Exercise data:
-------------------------
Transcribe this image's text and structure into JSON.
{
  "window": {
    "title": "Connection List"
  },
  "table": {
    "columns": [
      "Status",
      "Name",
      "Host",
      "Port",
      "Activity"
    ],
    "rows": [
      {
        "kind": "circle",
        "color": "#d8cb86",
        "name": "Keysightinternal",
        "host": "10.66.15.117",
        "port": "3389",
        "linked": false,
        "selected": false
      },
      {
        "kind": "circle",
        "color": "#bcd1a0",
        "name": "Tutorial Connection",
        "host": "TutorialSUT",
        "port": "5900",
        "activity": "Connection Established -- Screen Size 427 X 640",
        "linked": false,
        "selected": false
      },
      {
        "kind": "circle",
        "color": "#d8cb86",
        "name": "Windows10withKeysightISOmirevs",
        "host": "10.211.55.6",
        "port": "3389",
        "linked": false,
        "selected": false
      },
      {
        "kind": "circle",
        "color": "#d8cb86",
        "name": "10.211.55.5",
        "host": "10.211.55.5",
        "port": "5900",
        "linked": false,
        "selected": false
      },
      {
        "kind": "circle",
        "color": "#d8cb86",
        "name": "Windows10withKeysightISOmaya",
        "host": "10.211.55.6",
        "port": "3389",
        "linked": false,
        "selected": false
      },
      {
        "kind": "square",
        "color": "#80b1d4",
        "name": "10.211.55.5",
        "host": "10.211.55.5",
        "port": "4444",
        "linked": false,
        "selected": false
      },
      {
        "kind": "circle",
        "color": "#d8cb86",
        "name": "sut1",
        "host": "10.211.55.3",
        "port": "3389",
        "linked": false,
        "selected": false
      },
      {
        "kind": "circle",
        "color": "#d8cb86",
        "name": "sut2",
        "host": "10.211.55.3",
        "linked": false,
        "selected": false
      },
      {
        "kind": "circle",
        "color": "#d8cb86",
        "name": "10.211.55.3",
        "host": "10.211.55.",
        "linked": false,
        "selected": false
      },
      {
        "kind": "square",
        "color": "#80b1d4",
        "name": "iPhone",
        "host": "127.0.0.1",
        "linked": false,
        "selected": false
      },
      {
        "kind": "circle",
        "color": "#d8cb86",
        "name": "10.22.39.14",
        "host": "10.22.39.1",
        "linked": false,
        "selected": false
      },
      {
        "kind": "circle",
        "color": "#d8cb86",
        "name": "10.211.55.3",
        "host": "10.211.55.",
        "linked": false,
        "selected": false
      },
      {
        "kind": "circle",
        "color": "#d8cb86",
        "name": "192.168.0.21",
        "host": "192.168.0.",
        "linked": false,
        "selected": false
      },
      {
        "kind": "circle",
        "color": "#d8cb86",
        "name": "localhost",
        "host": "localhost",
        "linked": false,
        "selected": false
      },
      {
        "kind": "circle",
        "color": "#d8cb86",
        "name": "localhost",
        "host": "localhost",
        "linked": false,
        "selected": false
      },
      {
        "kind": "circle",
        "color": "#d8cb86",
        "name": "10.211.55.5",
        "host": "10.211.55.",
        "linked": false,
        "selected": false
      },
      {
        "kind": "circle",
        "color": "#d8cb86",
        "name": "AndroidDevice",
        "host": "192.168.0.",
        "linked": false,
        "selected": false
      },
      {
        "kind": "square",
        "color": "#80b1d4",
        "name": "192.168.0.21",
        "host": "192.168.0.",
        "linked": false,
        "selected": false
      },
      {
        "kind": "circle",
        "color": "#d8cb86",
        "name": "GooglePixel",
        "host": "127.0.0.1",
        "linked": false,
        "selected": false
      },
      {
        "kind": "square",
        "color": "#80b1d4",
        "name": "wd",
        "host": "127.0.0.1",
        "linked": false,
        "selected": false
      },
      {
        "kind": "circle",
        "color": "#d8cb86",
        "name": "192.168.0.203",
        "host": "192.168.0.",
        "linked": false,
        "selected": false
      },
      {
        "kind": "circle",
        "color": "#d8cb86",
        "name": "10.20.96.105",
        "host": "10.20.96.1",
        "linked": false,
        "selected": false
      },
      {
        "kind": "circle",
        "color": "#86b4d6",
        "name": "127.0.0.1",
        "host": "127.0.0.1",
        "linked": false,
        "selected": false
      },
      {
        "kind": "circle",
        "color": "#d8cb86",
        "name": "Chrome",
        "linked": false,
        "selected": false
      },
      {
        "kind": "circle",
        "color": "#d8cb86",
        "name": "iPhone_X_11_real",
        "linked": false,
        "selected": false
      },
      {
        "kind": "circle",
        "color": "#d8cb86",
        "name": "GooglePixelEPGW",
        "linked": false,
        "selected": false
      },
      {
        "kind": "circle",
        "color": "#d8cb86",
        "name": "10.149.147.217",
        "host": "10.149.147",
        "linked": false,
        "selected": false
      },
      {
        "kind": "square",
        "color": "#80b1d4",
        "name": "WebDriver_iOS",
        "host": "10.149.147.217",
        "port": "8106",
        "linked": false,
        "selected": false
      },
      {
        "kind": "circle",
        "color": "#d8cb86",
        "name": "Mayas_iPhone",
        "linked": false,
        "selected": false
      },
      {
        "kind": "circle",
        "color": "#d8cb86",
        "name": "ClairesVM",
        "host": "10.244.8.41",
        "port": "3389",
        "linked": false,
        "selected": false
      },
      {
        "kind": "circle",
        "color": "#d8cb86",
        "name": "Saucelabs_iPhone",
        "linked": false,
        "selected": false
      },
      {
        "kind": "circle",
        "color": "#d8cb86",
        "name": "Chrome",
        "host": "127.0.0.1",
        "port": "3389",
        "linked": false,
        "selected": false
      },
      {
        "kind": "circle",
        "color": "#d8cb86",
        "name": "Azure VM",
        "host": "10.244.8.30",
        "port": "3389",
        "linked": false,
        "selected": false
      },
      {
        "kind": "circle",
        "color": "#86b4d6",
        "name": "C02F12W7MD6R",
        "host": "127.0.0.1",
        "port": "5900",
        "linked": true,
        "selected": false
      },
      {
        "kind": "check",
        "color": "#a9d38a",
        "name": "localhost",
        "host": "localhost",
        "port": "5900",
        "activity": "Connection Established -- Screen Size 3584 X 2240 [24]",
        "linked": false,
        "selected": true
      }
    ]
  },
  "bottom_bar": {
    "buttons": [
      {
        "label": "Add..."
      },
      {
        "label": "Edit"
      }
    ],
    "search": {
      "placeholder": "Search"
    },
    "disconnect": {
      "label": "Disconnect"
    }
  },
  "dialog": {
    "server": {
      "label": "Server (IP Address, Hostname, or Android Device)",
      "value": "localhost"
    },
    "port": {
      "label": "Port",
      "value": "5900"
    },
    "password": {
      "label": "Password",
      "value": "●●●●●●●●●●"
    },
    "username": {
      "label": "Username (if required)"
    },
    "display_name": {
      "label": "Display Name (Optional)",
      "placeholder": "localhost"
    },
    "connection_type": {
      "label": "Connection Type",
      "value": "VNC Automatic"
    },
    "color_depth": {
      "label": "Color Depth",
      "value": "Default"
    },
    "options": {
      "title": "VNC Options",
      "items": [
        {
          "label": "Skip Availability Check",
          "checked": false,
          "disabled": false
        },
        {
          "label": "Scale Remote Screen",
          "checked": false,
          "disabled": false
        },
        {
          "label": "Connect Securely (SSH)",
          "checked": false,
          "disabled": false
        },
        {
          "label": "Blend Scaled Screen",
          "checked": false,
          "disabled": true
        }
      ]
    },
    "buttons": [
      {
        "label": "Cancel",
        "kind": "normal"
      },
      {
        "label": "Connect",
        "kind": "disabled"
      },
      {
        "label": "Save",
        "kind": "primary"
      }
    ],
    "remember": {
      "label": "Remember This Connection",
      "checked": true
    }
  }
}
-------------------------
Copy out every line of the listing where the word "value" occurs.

      "value": "localhost"
      "value": "5900"
      "value": "●●●●●●●●●●"
      "value": "VNC Automatic"
      "value": "Default"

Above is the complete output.